Nova Scotia

Shelburne County wins Nova Scotia seafood bragging rights

Ports in southwestern Nova Scotia are the engine driving the province's thriving $1.1-billion seafood industry, according to buyer data released for the first time Monday.

Government releases port-by-port purchase data for the first time

Ports in Shelburne County had the highest value of seafood purchased by buyers in 2017, a reflection of the thriving lobster business. (CBC)

Ports in southwestern Nova Scotia are the engine driving the province's thriving $1.1-billion seafood industry, according to buyer data released for the first time Monday.

The information breaks down the amount and value of purchases from commercial fishermen or aquaculturists from licensed buyers on a port-by-port basis in 2017.

While confirming the primacy of ports in Shelburne and Yarmouth counties, it also reveals the industry's reach, said Leo Muise, executive director of the Nova Scotia Seafood Alliance, which represents processors.

"What it tells me is this industry is one of the most valuable industries in this province and there is activity in all parts of the province from northern Cape Breton to the southern part of Nova Scotia," Muise told CBC News.

Lobster buoys Shelburne

Ports in Shelburne County had the highest value of seafood purchased by buyers in 2017 at $230 million — a reflection of the thriving lobster business.

More than a quarter of the Shelburne County value came from ports on Cape Sable Island, with purchases at Clarks Harbour valued at $29 million and West Head at $30 million. Eight ports in Shelburne County sold seafood valued at $10 million or more.

Yarmouth County ports were next at $182 million dollars, with Yarmouth and Argyle leading the way. Along with Digby County at $134 million, the three southern counties accounted for almost half of the seafood purchased.

Cape Breton County had the third-highest purchase value at $144 million, led by Louisbourg, which had the single highest port value at $52 million.

Ground fish versus snow crab

The comparison between Cape Breton County ports of Louisbourg and Glace Bay reveals it's not how much is landed but what species.

Data shows in 2017, buyers in Glace Bay purchased 5.8 million kilograms of seafood valued at $41 million, while in Louisbourg buyers bought less (4.5 million kilograms) worth more ($52 million).

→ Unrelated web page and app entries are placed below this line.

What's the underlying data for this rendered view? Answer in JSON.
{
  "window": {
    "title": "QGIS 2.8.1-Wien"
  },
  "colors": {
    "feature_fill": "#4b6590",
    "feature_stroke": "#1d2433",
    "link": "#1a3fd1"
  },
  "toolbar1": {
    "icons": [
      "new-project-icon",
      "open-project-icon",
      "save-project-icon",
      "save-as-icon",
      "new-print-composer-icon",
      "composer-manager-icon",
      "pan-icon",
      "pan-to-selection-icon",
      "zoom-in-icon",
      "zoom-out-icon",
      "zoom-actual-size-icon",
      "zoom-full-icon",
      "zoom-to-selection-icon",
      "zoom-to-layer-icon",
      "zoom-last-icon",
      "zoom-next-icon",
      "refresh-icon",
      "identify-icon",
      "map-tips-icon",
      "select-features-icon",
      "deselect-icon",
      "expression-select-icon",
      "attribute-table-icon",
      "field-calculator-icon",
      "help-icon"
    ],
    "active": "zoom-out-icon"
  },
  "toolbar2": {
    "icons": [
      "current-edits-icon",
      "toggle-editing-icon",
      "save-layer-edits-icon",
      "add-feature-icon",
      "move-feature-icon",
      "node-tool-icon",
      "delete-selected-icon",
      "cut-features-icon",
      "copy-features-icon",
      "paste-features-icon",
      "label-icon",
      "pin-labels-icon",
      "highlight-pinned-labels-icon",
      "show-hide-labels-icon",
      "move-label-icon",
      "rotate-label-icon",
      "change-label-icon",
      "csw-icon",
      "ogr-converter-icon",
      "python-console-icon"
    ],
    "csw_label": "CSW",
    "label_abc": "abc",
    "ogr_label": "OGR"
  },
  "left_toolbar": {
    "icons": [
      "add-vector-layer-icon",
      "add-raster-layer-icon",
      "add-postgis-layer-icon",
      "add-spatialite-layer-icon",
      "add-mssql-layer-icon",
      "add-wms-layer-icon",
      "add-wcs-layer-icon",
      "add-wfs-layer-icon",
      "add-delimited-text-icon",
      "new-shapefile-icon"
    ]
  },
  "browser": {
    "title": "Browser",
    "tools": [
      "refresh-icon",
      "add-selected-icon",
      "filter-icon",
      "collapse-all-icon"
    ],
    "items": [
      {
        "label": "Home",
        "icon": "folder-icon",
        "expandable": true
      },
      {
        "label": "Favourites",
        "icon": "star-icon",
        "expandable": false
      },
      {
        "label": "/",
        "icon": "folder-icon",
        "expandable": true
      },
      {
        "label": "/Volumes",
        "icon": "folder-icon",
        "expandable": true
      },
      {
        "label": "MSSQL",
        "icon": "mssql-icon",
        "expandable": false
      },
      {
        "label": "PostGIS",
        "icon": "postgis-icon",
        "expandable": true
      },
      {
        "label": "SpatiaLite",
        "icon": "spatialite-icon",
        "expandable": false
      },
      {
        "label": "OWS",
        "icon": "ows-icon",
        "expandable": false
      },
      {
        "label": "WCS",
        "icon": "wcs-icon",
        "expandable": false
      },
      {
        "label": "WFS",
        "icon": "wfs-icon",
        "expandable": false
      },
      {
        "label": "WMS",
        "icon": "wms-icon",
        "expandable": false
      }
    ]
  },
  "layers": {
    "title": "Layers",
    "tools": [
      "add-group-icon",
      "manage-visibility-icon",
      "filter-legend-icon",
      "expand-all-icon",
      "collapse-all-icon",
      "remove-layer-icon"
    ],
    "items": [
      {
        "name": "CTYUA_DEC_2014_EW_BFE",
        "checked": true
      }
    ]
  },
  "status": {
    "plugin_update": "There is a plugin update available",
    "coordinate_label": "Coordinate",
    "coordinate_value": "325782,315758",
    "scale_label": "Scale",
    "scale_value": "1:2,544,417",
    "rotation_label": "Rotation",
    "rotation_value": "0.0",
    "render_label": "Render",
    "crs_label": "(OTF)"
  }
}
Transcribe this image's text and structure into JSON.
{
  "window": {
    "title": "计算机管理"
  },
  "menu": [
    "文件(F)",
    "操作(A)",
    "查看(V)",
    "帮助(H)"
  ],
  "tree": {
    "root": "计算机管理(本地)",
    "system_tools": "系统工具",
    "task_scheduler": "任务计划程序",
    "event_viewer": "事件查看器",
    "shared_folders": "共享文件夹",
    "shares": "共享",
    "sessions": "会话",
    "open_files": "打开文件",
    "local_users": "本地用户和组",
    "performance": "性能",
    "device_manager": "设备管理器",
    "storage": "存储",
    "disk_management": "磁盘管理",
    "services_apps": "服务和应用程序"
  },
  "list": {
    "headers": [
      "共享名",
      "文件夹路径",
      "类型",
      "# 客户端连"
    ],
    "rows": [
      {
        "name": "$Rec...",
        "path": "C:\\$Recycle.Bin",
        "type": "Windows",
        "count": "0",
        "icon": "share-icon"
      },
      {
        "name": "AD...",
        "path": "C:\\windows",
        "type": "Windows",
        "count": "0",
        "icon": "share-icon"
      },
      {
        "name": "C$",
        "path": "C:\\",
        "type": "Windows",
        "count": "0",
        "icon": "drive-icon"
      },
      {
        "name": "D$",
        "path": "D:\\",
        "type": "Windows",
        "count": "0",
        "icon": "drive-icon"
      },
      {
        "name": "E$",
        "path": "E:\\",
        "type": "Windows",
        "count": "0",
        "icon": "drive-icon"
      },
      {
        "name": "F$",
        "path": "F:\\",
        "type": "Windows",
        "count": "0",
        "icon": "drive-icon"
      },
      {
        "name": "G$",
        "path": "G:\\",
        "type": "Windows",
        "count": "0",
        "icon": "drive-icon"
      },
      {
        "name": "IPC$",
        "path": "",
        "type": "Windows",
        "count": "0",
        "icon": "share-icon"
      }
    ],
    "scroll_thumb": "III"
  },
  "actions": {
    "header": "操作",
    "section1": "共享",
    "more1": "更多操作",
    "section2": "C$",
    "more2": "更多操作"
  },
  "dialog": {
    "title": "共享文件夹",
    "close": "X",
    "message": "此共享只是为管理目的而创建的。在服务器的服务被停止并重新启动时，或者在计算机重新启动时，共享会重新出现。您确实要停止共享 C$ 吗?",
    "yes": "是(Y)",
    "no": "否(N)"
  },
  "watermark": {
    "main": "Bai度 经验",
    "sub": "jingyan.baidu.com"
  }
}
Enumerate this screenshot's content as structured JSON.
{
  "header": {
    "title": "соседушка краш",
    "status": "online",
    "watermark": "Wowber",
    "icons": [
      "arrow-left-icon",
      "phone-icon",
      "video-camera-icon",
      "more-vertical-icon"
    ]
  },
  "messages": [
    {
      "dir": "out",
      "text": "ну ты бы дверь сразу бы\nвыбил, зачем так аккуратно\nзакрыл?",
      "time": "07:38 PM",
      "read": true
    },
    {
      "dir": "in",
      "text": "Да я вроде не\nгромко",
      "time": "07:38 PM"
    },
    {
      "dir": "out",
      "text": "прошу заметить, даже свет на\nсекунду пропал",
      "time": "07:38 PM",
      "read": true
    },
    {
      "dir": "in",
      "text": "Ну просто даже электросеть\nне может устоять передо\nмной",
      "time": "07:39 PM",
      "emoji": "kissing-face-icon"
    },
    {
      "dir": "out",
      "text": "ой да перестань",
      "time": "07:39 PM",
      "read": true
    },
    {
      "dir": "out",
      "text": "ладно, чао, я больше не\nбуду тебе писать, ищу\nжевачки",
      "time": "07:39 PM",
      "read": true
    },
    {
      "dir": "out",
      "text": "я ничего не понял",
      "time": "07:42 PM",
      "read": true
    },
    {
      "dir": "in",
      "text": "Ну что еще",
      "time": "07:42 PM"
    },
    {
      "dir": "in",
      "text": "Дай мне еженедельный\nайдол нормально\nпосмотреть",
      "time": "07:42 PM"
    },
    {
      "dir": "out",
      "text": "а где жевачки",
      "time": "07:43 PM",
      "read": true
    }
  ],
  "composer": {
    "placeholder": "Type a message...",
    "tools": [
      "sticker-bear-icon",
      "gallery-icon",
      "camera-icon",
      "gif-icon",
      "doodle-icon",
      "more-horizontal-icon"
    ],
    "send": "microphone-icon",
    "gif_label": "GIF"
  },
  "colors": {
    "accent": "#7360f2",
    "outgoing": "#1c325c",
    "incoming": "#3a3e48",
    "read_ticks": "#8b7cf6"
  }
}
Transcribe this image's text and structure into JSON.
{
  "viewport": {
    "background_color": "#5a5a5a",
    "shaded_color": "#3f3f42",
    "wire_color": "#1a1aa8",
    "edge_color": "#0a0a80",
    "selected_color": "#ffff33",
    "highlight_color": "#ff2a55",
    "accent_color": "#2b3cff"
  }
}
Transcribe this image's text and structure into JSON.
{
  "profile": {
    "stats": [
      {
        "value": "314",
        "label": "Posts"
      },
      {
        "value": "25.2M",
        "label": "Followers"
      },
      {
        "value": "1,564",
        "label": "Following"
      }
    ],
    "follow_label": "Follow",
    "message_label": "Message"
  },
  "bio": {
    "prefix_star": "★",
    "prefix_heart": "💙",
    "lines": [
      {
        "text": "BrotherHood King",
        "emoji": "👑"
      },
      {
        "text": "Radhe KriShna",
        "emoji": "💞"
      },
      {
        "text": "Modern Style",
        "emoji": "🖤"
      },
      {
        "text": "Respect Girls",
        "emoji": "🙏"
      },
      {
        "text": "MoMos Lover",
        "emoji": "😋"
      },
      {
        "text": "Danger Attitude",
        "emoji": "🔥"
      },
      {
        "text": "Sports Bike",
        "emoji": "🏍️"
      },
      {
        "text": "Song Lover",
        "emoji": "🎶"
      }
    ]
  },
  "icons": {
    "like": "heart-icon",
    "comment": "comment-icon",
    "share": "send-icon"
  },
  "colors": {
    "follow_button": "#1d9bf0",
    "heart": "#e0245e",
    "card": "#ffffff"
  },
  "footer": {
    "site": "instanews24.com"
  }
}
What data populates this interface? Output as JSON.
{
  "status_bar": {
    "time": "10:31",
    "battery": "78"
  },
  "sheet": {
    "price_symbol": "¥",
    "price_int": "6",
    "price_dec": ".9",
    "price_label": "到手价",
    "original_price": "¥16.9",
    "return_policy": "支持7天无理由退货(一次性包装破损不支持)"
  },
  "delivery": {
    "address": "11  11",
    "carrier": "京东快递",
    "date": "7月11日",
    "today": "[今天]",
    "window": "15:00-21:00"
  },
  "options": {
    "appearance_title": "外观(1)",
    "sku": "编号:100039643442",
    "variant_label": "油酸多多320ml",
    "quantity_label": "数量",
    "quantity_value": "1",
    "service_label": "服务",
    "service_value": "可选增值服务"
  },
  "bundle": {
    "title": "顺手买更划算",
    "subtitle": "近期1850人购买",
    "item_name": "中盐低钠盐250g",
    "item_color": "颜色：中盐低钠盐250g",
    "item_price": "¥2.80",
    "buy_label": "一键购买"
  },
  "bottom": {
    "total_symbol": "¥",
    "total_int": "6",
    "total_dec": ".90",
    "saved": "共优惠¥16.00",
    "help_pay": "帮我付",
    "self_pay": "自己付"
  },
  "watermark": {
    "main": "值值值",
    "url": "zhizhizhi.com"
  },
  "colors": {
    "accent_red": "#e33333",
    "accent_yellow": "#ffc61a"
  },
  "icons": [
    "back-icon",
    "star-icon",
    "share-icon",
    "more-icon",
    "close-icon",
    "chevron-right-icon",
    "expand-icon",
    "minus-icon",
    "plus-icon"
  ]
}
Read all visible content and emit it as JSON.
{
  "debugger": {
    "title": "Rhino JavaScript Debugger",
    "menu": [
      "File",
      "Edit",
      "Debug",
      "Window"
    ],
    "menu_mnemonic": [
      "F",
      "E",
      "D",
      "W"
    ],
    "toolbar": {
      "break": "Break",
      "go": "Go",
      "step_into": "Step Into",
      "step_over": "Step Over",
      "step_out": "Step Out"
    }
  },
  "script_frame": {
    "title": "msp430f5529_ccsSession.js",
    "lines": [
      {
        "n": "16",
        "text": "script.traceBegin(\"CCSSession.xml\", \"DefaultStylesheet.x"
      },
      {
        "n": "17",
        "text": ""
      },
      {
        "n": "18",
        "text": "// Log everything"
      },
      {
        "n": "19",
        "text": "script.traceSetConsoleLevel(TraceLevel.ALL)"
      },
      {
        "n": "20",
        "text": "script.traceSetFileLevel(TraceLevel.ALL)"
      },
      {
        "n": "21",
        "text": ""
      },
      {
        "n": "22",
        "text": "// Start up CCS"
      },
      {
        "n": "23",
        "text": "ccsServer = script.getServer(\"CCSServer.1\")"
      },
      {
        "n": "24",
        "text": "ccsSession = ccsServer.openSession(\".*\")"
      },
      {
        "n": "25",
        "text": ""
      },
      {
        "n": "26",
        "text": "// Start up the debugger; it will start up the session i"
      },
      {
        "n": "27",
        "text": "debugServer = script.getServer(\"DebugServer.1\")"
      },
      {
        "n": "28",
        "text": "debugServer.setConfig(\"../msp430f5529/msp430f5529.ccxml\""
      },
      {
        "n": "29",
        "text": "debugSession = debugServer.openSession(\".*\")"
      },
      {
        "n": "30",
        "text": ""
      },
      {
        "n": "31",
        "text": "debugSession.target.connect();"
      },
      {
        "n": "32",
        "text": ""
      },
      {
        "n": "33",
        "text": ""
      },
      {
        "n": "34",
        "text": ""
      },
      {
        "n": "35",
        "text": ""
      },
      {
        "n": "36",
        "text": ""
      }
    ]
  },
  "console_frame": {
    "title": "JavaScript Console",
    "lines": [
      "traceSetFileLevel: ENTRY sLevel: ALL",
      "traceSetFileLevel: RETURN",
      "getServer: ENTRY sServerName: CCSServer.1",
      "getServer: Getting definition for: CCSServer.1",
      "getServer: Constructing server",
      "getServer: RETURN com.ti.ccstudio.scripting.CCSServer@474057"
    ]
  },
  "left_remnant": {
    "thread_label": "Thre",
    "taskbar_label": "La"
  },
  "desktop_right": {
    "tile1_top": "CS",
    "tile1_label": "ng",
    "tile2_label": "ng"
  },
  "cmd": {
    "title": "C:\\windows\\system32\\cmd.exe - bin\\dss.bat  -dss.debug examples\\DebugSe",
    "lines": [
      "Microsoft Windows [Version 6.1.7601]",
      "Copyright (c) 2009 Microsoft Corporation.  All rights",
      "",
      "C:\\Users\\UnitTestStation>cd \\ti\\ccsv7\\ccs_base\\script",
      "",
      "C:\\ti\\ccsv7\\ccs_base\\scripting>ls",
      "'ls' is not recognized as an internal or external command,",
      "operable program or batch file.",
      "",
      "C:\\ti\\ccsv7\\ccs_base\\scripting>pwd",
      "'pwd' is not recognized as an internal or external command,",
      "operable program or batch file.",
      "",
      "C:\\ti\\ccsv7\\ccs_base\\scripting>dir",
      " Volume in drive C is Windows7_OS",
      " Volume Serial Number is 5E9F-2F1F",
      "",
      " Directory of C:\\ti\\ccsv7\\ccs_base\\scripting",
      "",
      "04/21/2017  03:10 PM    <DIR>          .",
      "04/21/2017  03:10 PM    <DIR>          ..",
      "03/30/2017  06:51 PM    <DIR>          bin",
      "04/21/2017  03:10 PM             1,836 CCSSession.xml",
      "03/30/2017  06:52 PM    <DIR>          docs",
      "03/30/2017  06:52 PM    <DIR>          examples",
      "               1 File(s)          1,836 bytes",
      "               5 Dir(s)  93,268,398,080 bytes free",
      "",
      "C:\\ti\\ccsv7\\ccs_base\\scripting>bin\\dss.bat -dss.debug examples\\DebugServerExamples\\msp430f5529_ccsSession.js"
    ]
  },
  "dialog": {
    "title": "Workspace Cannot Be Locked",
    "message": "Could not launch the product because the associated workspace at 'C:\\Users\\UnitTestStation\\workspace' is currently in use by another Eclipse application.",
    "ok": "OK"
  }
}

The snow crab landed at Louisbourg is worth more than the redfish landed in Glace Bay, said Muise.

The provincial government data shows over 161 million kilograms of seafood of all types was purchased by licensed buyers in 2017.

The $100-million Club

Ports in Digby County sold seafood worth $134 million with more than half — $69.9 million — from Digby, home to a renowned scallop fleet.

Richmond County sold $113 million in seafood, led by $19 million at Little Harbour near L'Ardoise, which is home of Blaire Martell's Lobster 'R' Us Seafood.

The data does come with one caveat: ports or counties with three or fewer buyers were not published.

That meant dozens of fishing ports were blanked out, although the data was included in the county summary.

Hants is the only county in Nova Scotia with zero purchases.

Inverness County nearly made the $100-million club ringing up purchases of $97.7 million.

Halifax County

In the middle of pack was Halifax County with purchases valued at $77 million, with Halifax at $14 million, Sambro at $13 million and Eastern Passage at $8.2 million. Guysborough County was next at $52 million, followed by Pictou County where the port of Caribou accounted for $29 million.

All were well ahead of Lunenburg County, home to the famous fishing schooner Bluenose. Ports in the county had purchases valued at $20 million, $7 million less than neighbouring Queens County.

About the Author

Paul Withers

Reporter

Paul Withers is an award-winning journalist whose career started in the 1970s as a cartoonist. He has been covering Nova Scotia politics for more than 20 years.